Shocks help balance your car for a more pleasant ride. Without them, the vehicle will bounce up and down. When you’re told the shocks are damaged, it’s important to have them replaced sooner rather than later. Here’s what you should know.
What Shocks and Struts Do
Shocks and struts are part of your vehicle’s suspension system. They absorb the impact your car experiences, especially when it goes over bumps and potholes. Shocks and struts make your trip fairly smooth but without them, you feel every bump in the road and the car may rock or wobble.
While both terms are used interchangeably, a strut is simply the shock absorber unit with the corner spring. Attached to the body or frame and the control arms, the shock absorber is a piston holding hydraulic fluid, which flows through the car’s restrictive valves and channels, creating resistance against the spring’s natural movement.
Compared to the spring, the shock absorber moves at a significantly slower pace. This feeling gets transferred through the rest of the vehicle’s frame and helps create a more stable center of gravity, which helps the tires stay on the pavement and gives the driver better control the car.
Traditionally, cars have four struts – one on each wheel, or two in the front and two in the rear. Compared to the rest of your car’s parts, they need significantly less maintenance – but that doesn’t mean they don’t experience damage.
Typically, these parts last from four to 10 years, depending on the degree of wear and tear. Many car manufacturers recommend replacing the struts and shock absorbers every 40,000 to 50,000 miles. However, under normal driving conditions with a more modern vehicle, these parts may last longer.
Signs of Damage
Generally, it’s time to replace a shock absorber when:
- You notice leaking. Without hydraulic fluid, the shock absorber and strut will stop working. Even if the leak isn’t clear, a wet film right outside of the part indicates oil has started coming out.
- You’ve hit a major pothole or the curb, which bends the strut or causes alignment issues. Without replacement, this imbalance places extra strain on the remaining shock absorbers.
- Your car bounces more than usual, especially when you go over railroad tracks or around curves.
- It takes longer to brake or you feel a sharp sensation through the steering wheel when you apply the brakes.
- You see uneven tire wear, including worn bushings, which cause vibrations to go through the tire and accelerate its wear.

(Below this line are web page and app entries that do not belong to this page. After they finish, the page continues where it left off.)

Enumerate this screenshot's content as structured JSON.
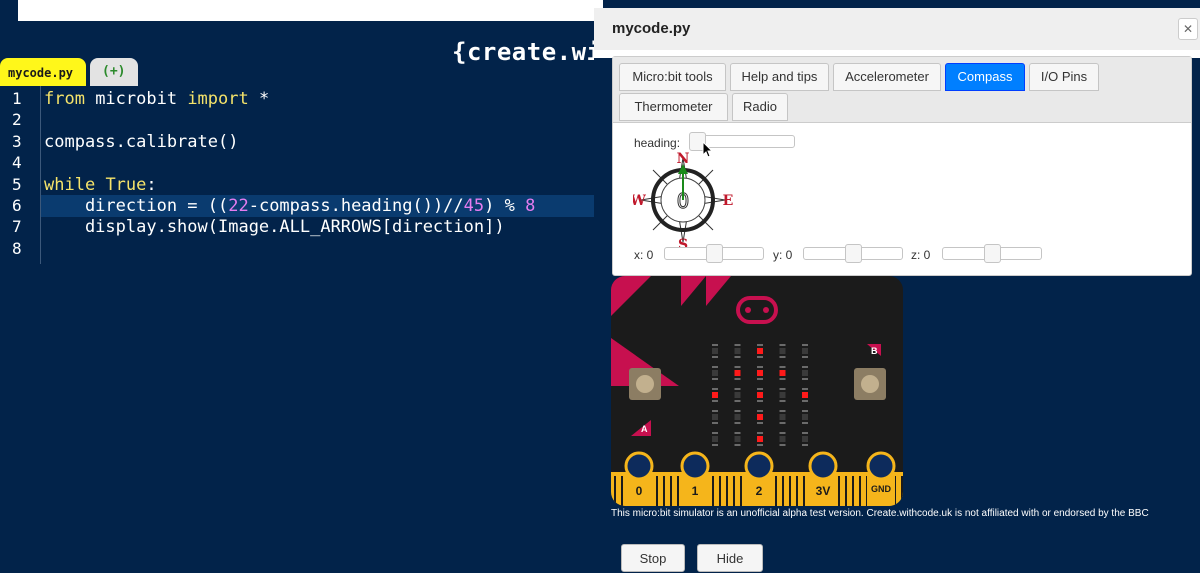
{
  "brand": "{create.wi",
  "editor": {
    "tabs": [
      {
        "label": "mycode.py"
      },
      {
        "label": "(+)"
      }
    ],
    "line_numbers": [
      "1",
      "2",
      "3",
      "4",
      "5",
      "6",
      "7",
      "8"
    ],
    "lines": [
      [
        {
          "t": "from",
          "c": "kw"
        },
        {
          "t": " microbit ",
          "c": ""
        },
        {
          "t": "import",
          "c": "kw"
        },
        {
          "t": " *",
          "c": ""
        }
      ],
      [],
      [
        {
          "t": "compass.calibrate()",
          "c": ""
        }
      ],
      [],
      [
        {
          "t": "while",
          "c": "kw"
        },
        {
          "t": " ",
          "c": ""
        },
        {
          "t": "True",
          "c": "kw"
        },
        {
          "t": ":",
          "c": ""
        }
      ],
      [
        {
          "t": "    direction = ((",
          "c": ""
        },
        {
          "t": "22",
          "c": "num"
        },
        {
          "t": "-compass.heading())//",
          "c": ""
        },
        {
          "t": "45",
          "c": "num"
        },
        {
          "t": ") % ",
          "c": ""
        },
        {
          "t": "8",
          "c": "num"
        }
      ],
      [
        {
          "t": "    display.show(Image.ALL_ARROWS[direction])",
          "c": ""
        }
      ],
      []
    ],
    "highlighted_line": 6
  },
  "modal": {
    "title": "mycode.py",
    "close_label": "✕",
    "tabs": [
      {
        "label": "Micro:bit tools",
        "active": false
      },
      {
        "label": "Help and tips",
        "active": false
      },
      {
        "label": "Accelerometer",
        "active": false
      },
      {
        "label": "Compass",
        "active": true
      },
      {
        "label": "I/O Pins",
        "active": false
      },
      {
        "label": "Thermometer",
        "active": false
      },
      {
        "label": "Radio",
        "active": false
      }
    ],
    "compass": {
      "heading_label": "heading:",
      "heading_value": 0,
      "needle_letter": "0",
      "points": {
        "n": "N",
        "e": "E",
        "s": "S",
        "w": "W"
      },
      "x_label": "x: 0",
      "y_label": "y: 0",
      "z_label": "z: 0",
      "x_value": 0,
      "y_value": 0,
      "z_value": 0
    },
    "microbit": {
      "pins": [
        "0",
        "1",
        "2",
        "3V",
        "GND"
      ],
      "button_a": "A",
      "button_b": "B",
      "leds": [
        [
          0,
          0,
          1,
          0,
          0
        ],
        [
          0,
          1,
          1,
          1,
          0
        ],
        [
          1,
          0,
          1,
          0,
          1
        ],
        [
          0,
          0,
          1,
          0,
          0
        ],
        [
          0,
          0,
          1,
          0,
          0
        ]
      ],
      "accent_color": "#c7104f",
      "gold_color": "#f5b51b"
    },
    "disclaimer": "This micro:bit simulator is an unofficial alpha test version. Create.withcode.uk is not affiliated with or endorsed by the BBC",
    "buttons": {
      "stop": "Stop",
      "hide": "Hide"
    }
  }
}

Your tires may also display “cupping” – evenly spaced tread wear.
- The vehicle “pitches” more as you accelerate or brake, dipping in front or dropping in back.
- Your tires and wheels seem to “hop”, even on smooth roads.

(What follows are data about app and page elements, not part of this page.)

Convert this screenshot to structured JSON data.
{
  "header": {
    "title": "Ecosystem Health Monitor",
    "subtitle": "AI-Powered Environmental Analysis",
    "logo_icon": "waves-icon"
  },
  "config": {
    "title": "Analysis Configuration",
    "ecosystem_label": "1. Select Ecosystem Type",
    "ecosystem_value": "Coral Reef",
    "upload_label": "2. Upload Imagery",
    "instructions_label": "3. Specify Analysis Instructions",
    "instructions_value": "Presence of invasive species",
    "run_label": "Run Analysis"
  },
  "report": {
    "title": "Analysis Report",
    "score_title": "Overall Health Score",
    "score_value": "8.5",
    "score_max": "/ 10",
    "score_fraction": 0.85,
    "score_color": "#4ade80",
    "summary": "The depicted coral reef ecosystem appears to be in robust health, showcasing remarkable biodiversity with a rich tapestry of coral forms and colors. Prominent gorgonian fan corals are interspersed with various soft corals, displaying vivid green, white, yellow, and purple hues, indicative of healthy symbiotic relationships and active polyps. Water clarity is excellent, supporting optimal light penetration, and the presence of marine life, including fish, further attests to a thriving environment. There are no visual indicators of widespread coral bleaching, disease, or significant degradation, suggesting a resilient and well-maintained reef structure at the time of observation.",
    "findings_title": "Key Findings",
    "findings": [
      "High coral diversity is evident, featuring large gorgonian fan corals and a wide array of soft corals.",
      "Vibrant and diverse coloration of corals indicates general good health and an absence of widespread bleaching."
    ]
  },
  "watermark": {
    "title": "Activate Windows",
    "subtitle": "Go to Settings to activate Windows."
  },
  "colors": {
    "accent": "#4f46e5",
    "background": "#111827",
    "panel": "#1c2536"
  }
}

- Shock housing displays denting, often caused by rocks or other road debris. Damage may affect the piston’s movement or cause the shock absorber to leak.
- You hear a knocking noise whenever you go over bumps.

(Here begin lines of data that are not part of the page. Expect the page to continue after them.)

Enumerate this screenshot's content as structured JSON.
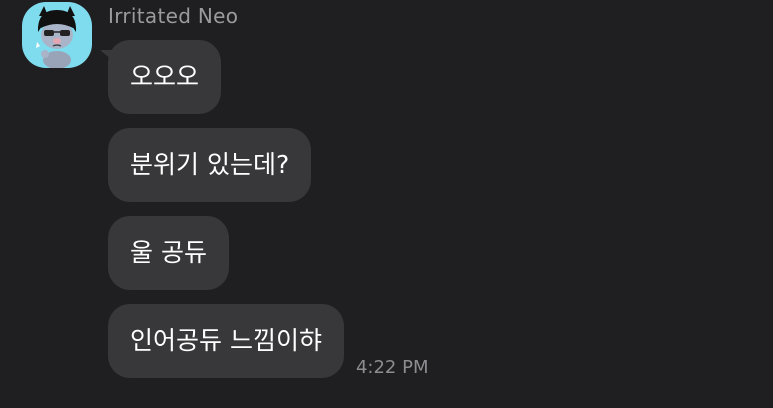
{
  "chat": {
    "sender_name": "Irritated Neo",
    "avatar_icon": "neo-character-icon",
    "avatar_bg": "#7fdcee",
    "bubble_color": "#38383a",
    "background": "#1f1f21",
    "messages": [
      {
        "text": "오오오"
      },
      {
        "text": "분위기 있는데?"
      },
      {
        "text": "울 공듀"
      },
      {
        "text": "인어공듀 느낌이햐",
        "time": "4:22 PM"
      }
    ]
  }
}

Before your car needs a replacement, several factors can damage or place a great degree of wear on your car’s struts:
- Regularly driving over rough roads – pavement with deep potholes, large cracks and sharp ridges or unpaved roads.
- Regularly carrying or transporting heavy loads, especially over long stretches of unpaved roads.
- Driving at high speeds over damaged pavement.
- Your car has been through a harsh winter, potentially with salt contributing to corrosion.
In all these scenarios, worn-out, leaking valves don’t create the resistance the car needs, causing you to feel everything as you drive. You could more easily lose control and place a greater degree of wear on the rest of your car.
Repairing Shock Absorbers & Struts
If you notice any combination of the signs outlined above:
- Make an appointment to have your car’s full suspension system inspected for wear, damage and leaks. In certain cases, shock absorber damage could be tied to ball joint, control arm or tie rod issues.
- Consider a “bounce test”, in which each corner of the vehicle is pushed down and released. Weak struts will bounce up and down a little more.
- Consider strut replacement. For even wear, struts are replaced in pairs – front or the back.
- The sway bar – also called a stabilizer bar – may need to be replaced, in addition to the strut. As the older, damaged strut is removed, this part is also taken out and may show some damage or seize up during replacement.
Concerned about your car’s shock absorbers and struts? Whether your car’s suspension system needs maintenance or new parts, make an appointment with our Naugatuck shop.